Significance[edit]

The method of the “Discourse” and the “Encyclopedia” marked a shift from Descartes’ rationalism toward the empiricism of John Locke and Isaac Newton. In the “Discourse,” d’Alembert rejects a priori, indemonstrable speculations that lead to error and “intellectual despotism” and assumes a method based on hard facts and evidence (xxxv). A main objective of the “Encyclopedia” was not only to organize a collection of known information, but also to establish a cohesive method of gathering facts and principles yet to be discovered. D’Alembert acknowledges that “it is no less difficult to encompass the infinitely varied branches of human knowledge in a truly unified system,” (5), yet despite this seemingly formidable task, D’Alembert succeeds in fulfilling the purpose of the Encyclopedia, which was to gather all the facets of knowledge into one unified text, and to compile knowledge in a way that it could be standardized and compartmentalized into different categories. With this method, d’Alembert believed the philosophes could create a system of knowledge that would be unified and systematized, but not so rigid and strict as to impose limits on the search for new facts. A classic example of this systematized approach is the aforementioned figurative system of human knowledge, which quantifies knowledge by dividing it into three categories: memory, reason, and imagination. The purpose of this was to place knowledge within general framework that could be added to or expounded upon if necessary. As Richard Schwab, who translated the text, states in the introduction, d’Alembert believed the “Discourse of method” would give mankind the power to independently shape and direct its own destiny. This method provided an answer to the growing demand of the intellectual community of Europe to create a synthesis of information based upon secular and naturalistic principles rather than upon a theological teleology (xxxi), and to disseminate knowledge throughout the entire population, no longer being restricted to the wealthy, academic elite.

Quotes[edit]

  • "In vain did some philosophers assert, while suppressing their groans in the midst of sufferings, that pain was not an evil at all. In vain did others place supreme happiness in sensuality-of which they nevertheless deprived themselves through fear of its consequences. All of them would have known our nature better if they had been content to limit their definition of the sovereign good of the present life to the exemption from pain, and to agree that, without hoping to arrive at this sovereign good, we are allowed only to approach it more or less, in proportion to our vigilance and the precautions we take."

See also[edit]

References[edit]

d'Alembert, Jean Le Rond. Preliminary Discourse to the Encyclodpedia of Diderot. Trans. Richard N. Schwab. Chicago: The University of Chicago Press, 1995. ISBN 0-226-13476-8

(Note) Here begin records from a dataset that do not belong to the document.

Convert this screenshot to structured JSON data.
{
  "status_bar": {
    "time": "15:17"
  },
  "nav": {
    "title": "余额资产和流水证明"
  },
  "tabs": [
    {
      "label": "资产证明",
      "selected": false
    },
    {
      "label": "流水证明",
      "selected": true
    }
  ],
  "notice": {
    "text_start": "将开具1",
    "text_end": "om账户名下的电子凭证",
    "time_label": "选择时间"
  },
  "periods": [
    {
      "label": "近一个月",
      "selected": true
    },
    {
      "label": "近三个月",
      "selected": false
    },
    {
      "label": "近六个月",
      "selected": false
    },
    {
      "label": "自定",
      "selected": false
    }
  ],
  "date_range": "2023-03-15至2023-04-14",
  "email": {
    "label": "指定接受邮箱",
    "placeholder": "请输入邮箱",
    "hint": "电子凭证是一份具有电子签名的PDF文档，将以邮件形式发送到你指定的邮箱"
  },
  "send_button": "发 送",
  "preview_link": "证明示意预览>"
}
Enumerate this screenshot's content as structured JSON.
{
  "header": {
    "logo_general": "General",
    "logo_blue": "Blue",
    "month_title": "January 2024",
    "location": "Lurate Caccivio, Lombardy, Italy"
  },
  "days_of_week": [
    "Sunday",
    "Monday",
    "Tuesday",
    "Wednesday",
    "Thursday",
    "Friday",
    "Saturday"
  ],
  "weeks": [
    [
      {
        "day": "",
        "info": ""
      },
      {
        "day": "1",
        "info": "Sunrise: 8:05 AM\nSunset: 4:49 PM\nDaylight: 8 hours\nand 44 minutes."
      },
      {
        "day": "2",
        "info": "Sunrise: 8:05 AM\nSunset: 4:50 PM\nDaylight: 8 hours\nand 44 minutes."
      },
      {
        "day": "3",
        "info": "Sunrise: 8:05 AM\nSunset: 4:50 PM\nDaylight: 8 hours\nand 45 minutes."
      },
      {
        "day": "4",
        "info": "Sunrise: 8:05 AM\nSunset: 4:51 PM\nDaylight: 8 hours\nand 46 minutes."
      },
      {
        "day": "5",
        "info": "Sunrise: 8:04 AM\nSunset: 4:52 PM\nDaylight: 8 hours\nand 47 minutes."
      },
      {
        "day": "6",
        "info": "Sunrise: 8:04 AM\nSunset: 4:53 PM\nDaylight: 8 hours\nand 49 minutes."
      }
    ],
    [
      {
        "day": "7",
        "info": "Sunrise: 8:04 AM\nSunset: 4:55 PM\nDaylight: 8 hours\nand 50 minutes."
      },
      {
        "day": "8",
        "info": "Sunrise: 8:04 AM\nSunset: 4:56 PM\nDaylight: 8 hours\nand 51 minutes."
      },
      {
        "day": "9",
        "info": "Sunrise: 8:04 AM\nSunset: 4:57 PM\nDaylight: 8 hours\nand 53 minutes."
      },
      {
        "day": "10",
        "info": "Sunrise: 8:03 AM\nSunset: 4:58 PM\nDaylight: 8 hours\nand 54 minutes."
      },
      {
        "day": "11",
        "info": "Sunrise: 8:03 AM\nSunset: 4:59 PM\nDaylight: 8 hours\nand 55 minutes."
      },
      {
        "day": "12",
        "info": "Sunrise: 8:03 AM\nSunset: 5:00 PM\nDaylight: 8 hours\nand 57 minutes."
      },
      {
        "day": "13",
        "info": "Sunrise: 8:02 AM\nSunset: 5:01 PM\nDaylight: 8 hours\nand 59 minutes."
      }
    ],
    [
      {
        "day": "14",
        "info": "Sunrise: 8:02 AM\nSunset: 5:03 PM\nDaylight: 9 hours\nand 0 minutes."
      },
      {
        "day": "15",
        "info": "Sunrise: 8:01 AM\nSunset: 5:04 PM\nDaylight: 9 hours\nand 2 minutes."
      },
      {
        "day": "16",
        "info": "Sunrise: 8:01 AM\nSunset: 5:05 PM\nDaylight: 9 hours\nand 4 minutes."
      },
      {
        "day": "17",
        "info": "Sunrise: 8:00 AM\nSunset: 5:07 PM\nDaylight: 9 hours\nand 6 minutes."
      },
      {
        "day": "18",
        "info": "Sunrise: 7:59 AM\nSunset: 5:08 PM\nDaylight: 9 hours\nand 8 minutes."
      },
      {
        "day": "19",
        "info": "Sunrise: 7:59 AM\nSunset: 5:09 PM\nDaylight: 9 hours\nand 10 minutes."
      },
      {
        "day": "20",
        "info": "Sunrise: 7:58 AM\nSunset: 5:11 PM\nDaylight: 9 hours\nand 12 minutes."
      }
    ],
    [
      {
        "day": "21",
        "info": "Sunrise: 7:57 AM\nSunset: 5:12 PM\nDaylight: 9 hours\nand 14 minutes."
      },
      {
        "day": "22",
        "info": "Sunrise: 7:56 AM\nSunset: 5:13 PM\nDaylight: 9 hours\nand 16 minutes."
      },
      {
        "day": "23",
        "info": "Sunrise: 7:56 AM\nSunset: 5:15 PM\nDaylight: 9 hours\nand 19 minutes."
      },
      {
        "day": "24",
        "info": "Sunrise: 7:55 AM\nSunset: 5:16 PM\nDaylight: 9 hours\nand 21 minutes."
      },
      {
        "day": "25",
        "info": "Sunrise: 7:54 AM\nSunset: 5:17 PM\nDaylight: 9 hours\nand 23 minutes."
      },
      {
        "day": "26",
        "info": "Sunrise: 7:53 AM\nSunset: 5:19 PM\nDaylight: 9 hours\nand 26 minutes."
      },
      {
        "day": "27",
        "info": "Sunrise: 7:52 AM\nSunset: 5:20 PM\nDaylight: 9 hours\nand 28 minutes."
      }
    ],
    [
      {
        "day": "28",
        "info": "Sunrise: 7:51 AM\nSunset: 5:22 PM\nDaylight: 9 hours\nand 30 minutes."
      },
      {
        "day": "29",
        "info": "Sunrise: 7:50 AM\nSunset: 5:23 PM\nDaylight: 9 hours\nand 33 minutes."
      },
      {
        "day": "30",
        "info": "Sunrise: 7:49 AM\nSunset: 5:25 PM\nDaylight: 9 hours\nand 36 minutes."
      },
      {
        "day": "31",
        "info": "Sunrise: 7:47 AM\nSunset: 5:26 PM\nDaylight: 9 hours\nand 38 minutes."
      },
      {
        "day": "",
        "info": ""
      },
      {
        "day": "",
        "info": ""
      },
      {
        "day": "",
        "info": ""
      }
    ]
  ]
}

Fort, Bernadette, Mary Sheriff and James Thompson. "Introduction: The Editorial Function." Eighteenth Century Studies, vol. 28 no. 1 (Autumn 1994): i-iii. http://www.jstor.org/view/00132586/dm991283/99p0232h/0.

External links[edit]